◆ Task material ◆

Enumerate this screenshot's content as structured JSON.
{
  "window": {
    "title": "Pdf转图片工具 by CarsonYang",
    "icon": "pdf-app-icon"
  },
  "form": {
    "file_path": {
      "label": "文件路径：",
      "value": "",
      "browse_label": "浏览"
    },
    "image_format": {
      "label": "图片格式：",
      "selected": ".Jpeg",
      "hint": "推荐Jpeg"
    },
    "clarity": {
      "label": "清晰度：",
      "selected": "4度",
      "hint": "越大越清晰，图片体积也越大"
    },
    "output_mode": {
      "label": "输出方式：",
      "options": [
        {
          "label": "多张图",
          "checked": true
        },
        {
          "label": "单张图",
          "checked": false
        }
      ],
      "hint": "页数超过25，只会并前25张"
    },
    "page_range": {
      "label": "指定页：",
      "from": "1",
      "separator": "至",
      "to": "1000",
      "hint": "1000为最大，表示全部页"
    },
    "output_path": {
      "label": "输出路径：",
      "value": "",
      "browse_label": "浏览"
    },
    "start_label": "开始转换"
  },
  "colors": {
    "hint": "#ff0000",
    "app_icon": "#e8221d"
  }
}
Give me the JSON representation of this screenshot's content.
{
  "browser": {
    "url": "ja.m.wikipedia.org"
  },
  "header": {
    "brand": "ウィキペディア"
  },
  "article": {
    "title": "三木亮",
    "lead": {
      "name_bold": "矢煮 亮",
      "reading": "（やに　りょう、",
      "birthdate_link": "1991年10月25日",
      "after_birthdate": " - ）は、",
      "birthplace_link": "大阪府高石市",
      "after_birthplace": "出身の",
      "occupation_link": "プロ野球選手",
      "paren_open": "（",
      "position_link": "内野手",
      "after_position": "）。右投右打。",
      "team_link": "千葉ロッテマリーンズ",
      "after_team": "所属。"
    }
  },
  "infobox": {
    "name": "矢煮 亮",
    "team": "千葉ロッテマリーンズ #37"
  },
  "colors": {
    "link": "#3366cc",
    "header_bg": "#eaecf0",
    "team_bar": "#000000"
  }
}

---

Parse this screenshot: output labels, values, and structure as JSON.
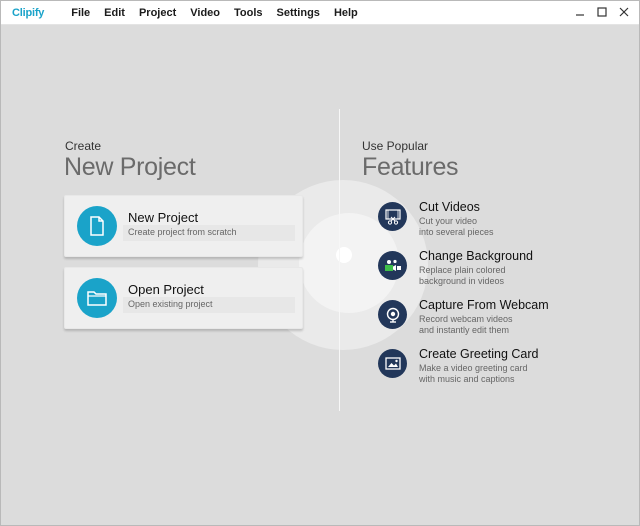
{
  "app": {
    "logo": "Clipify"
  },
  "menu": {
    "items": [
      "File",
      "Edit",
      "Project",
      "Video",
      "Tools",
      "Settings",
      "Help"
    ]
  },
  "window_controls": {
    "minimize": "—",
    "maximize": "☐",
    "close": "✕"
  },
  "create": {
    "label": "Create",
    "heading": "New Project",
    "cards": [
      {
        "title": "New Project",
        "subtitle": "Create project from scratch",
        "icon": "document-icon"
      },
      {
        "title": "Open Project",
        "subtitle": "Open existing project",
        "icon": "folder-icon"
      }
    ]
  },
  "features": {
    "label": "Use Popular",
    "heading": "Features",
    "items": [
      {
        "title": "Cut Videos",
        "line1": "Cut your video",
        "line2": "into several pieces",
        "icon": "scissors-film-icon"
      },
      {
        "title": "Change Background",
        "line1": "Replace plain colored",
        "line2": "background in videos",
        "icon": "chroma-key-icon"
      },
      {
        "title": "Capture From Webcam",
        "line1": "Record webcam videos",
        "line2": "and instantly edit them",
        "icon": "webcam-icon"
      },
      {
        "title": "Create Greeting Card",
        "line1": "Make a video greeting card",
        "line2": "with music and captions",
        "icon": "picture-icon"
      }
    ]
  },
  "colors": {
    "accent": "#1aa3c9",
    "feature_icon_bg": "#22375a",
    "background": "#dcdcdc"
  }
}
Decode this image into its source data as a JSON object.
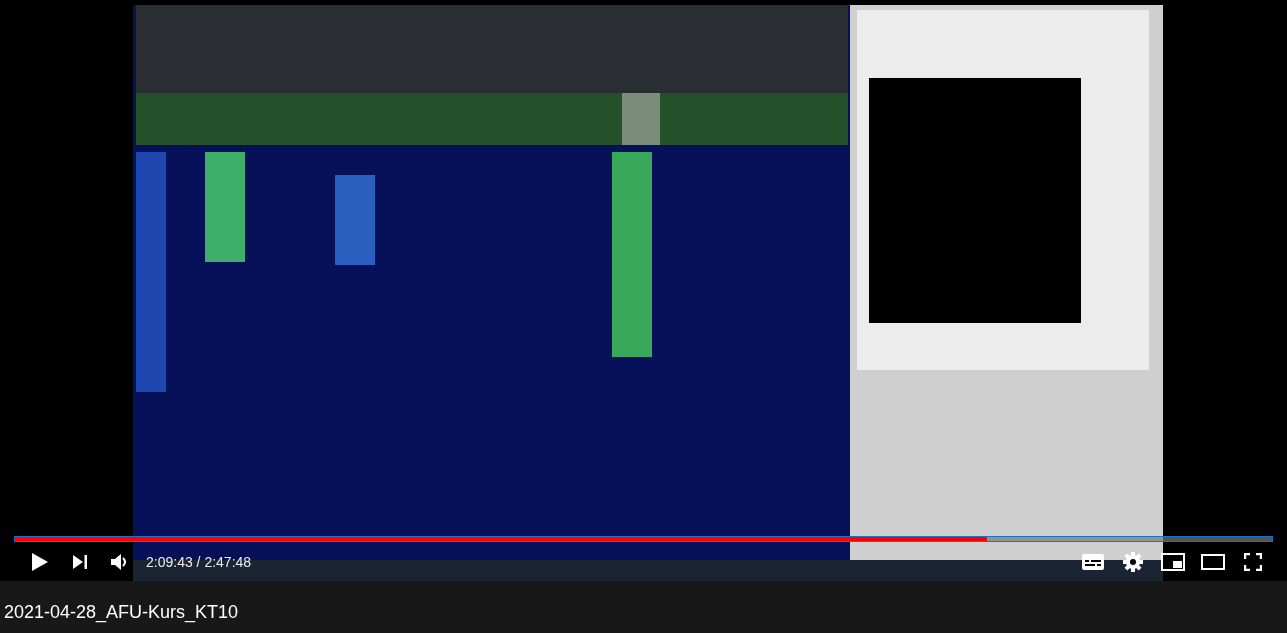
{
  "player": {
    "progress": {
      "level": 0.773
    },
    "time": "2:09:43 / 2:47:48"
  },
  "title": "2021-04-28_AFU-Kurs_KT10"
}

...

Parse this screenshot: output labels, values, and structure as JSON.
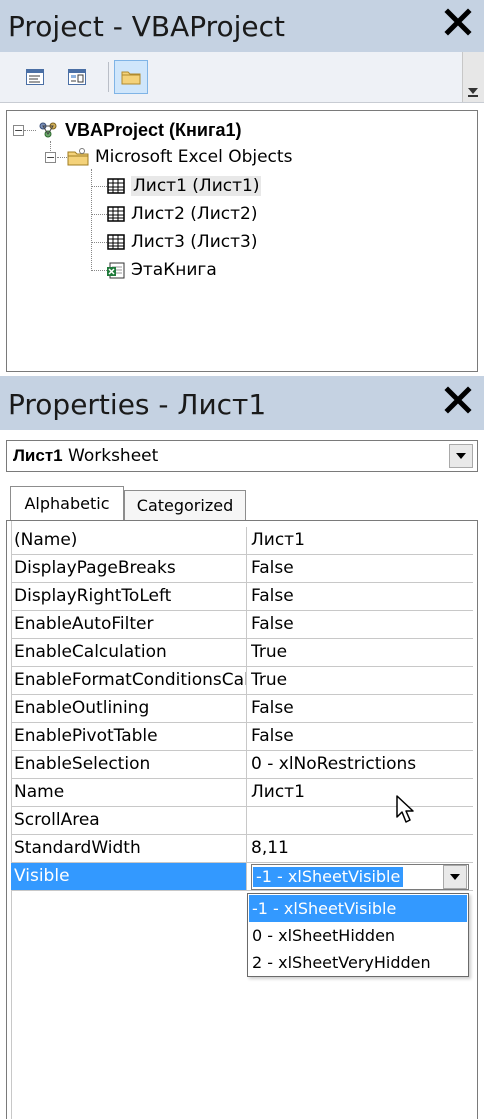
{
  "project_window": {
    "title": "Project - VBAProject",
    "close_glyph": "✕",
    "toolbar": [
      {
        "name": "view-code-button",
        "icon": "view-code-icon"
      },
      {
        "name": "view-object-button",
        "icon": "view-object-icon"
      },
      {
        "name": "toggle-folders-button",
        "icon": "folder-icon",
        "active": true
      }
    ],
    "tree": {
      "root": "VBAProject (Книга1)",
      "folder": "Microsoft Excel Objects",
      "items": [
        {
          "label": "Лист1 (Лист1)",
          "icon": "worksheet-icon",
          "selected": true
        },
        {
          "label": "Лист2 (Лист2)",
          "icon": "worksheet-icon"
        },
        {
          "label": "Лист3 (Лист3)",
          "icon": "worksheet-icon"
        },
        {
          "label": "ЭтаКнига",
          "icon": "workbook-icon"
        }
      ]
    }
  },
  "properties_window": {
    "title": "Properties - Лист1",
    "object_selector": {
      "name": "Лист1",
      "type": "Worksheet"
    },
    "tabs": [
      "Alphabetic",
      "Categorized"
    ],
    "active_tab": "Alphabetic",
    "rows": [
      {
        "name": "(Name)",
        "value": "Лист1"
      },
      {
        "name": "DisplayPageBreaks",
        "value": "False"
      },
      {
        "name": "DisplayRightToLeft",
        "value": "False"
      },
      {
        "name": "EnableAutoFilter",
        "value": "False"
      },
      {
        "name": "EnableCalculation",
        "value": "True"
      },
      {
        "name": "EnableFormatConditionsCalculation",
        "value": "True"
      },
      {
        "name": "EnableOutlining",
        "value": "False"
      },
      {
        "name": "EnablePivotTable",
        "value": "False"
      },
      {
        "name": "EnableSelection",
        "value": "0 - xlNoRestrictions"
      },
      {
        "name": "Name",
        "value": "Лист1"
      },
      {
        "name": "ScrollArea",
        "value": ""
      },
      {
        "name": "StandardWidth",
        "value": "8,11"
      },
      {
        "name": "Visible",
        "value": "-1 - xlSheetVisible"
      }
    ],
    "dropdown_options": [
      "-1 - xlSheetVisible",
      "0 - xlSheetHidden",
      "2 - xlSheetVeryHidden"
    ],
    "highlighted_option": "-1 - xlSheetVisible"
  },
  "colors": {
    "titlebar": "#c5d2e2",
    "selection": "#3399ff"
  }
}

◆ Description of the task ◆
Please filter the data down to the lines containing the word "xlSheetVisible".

◆ Solution to the exercise ◆
        "value": "-1 - xlSheetVisible"
      "-1 - xlSheetVisible",
    "highlighted_option": "-1 - xlSheetVisible"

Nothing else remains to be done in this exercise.